■ **EXTRACTED RECORDS**:
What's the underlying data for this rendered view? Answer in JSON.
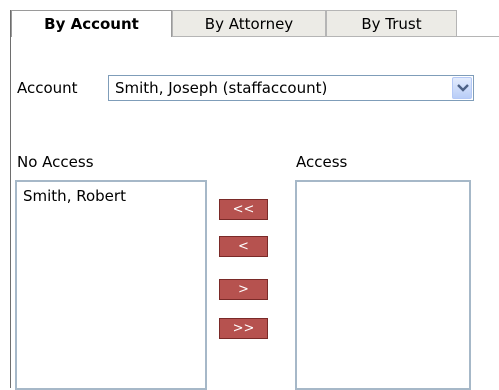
{
  "tabs": [
    {
      "label": "By Account",
      "active": true
    },
    {
      "label": "By Attorney",
      "active": false
    },
    {
      "label": "By Trust",
      "active": false
    }
  ],
  "account": {
    "label": "Account",
    "selected": "Smith, Joseph (staffaccount)"
  },
  "no_access": {
    "label": "No Access",
    "items": [
      "Smith, Robert"
    ]
  },
  "access": {
    "label": "Access",
    "items": []
  },
  "move_buttons": {
    "move_all_left": "<<",
    "move_left": "<",
    "move_right": ">",
    "move_all_right": ">>"
  },
  "colors": {
    "button_bg": "#b6524f",
    "tab_bg": "#ecebe6",
    "listbox_border": "#a6b8c8"
  }
}
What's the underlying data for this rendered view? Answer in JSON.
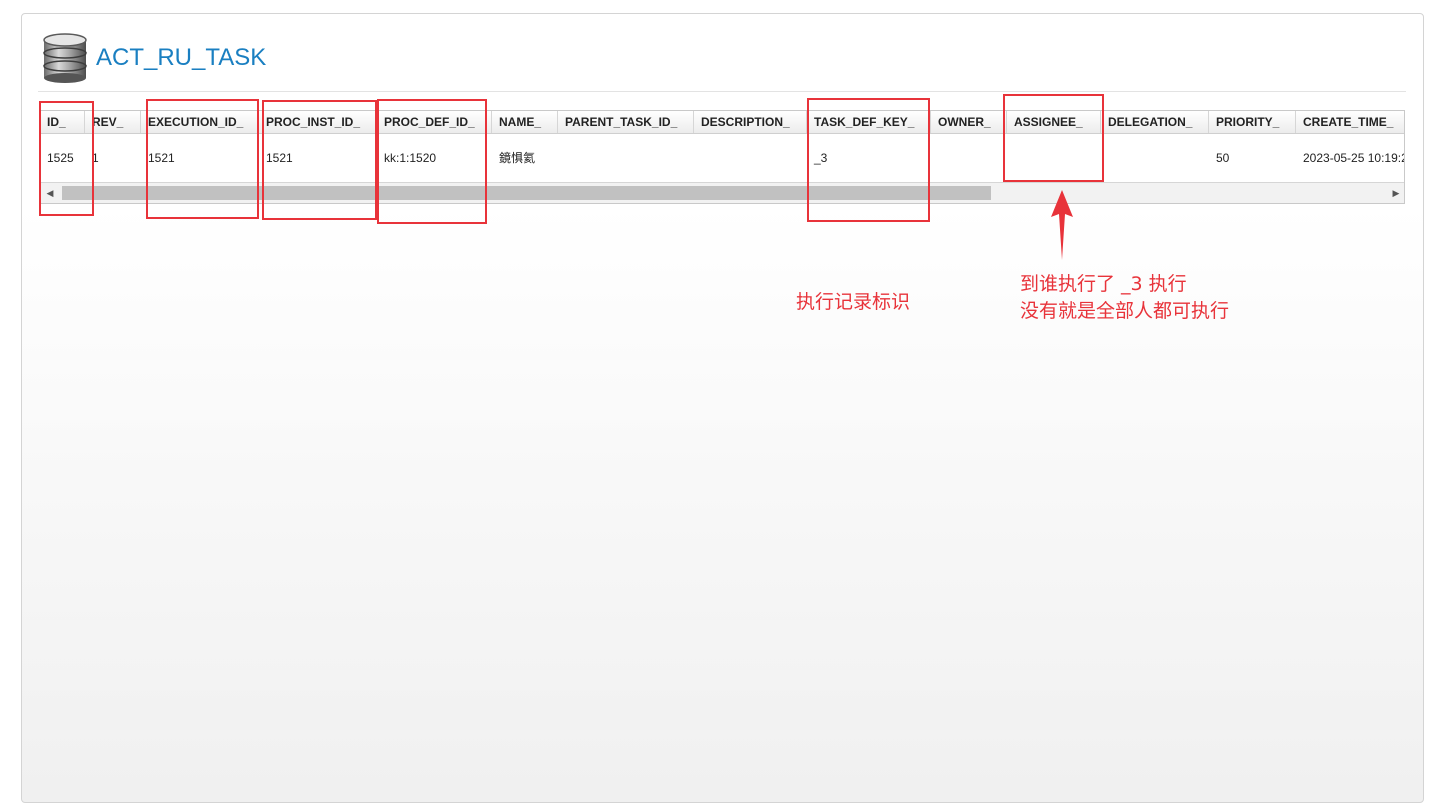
{
  "page": {
    "title": "ACT_RU_TASK",
    "icon": "database-icon"
  },
  "table": {
    "columns": [
      "ID_",
      "REV_",
      "EXECUTION_ID_",
      "PROC_INST_ID_",
      "PROC_DEF_ID_",
      "NAME_",
      "PARENT_TASK_ID_",
      "DESCRIPTION_",
      "TASK_DEF_KEY_",
      "OWNER_",
      "ASSIGNEE_",
      "DELEGATION_",
      "PRIORITY_",
      "CREATE_TIME_"
    ],
    "rows": [
      [
        "1525",
        "1",
        "1521",
        "1521",
        "kk:1:1520",
        "鏡惧氦",
        "",
        "",
        "_3",
        "",
        "",
        "",
        "50",
        "2023-05-25 10:19:2"
      ]
    ]
  },
  "annotations": {
    "label_task_def_key": "执行记录标识",
    "label_assignee_line1": "到谁执行了 _3 执行",
    "label_assignee_line2": "没有就是全部人都可执行",
    "color": "#e8333a"
  },
  "scrollbar": {
    "left_arrow": "◀",
    "right_arrow": "▶"
  }
}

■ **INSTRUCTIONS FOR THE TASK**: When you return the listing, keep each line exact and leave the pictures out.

■ **RESULT FOR THIS TASK**:
What's the underlying data for this rendered view? Answer in JSON.
{
  "tabs": [
    {
      "label": "By Account",
      "active": true
    },
    {
      "label": "By Attorney",
      "active": false
    },
    {
      "label": "By Trust",
      "active": false
    }
  ],
  "account": {
    "label": "Account",
    "selected": "Smith, Joseph (staffaccount)"
  },
  "no_access": {
    "label": "No Access",
    "items": [
      "Smith, Robert"
    ]
  },
  "access": {
    "label": "Access",
    "items": []
  },
  "move_buttons": {
    "move_all_left": "<<",
    "move_left": "<",
    "move_right": ">",
    "move_all_right": ">>"
  },
  "colors": {
    "button_bg": "#b6524f",
    "tab_bg": "#ecebe6",
    "listbox_border": "#a6b8c8"
  }
}
What's the underlying data for this rendered view? Answer in JSON.
{
  "page": {
    "title": "ACT_RU_TASK",
    "icon": "database-icon"
  },
  "table": {
    "columns": [
      "ID_",
      "REV_",
      "EXECUTION_ID_",
      "PROC_INST_ID_",
      "PROC_DEF_ID_",
      "NAME_",
      "PARENT_TASK_ID_",
      "DESCRIPTION_",
      "TASK_DEF_KEY_",
      "OWNER_",
      "ASSIGNEE_",
      "DELEGATION_",
      "PRIORITY_",
      "CREATE_TIME_"
    ],
    "rows": [
      [
        "1525",
        "1",
        "1521",
        "1521",
        "kk:1:1520",
        "鏡惧氦",
        "",
        "",
        "_3",
        "",
        "",
        "",
        "50",
        "2023-05-25 10:19:2"
      ]
    ]
  },
  "annotations": {
    "label_task_def_key": "执行记录标识",
    "label_assignee_line1": "到谁执行了 _3 执行",
    "label_assignee_line2": "没有就是全部人都可执行",
    "color": "#e8333a"
  },
  "scrollbar": {
    "left_arrow": "◀",
    "right_arrow": "▶"
  }
}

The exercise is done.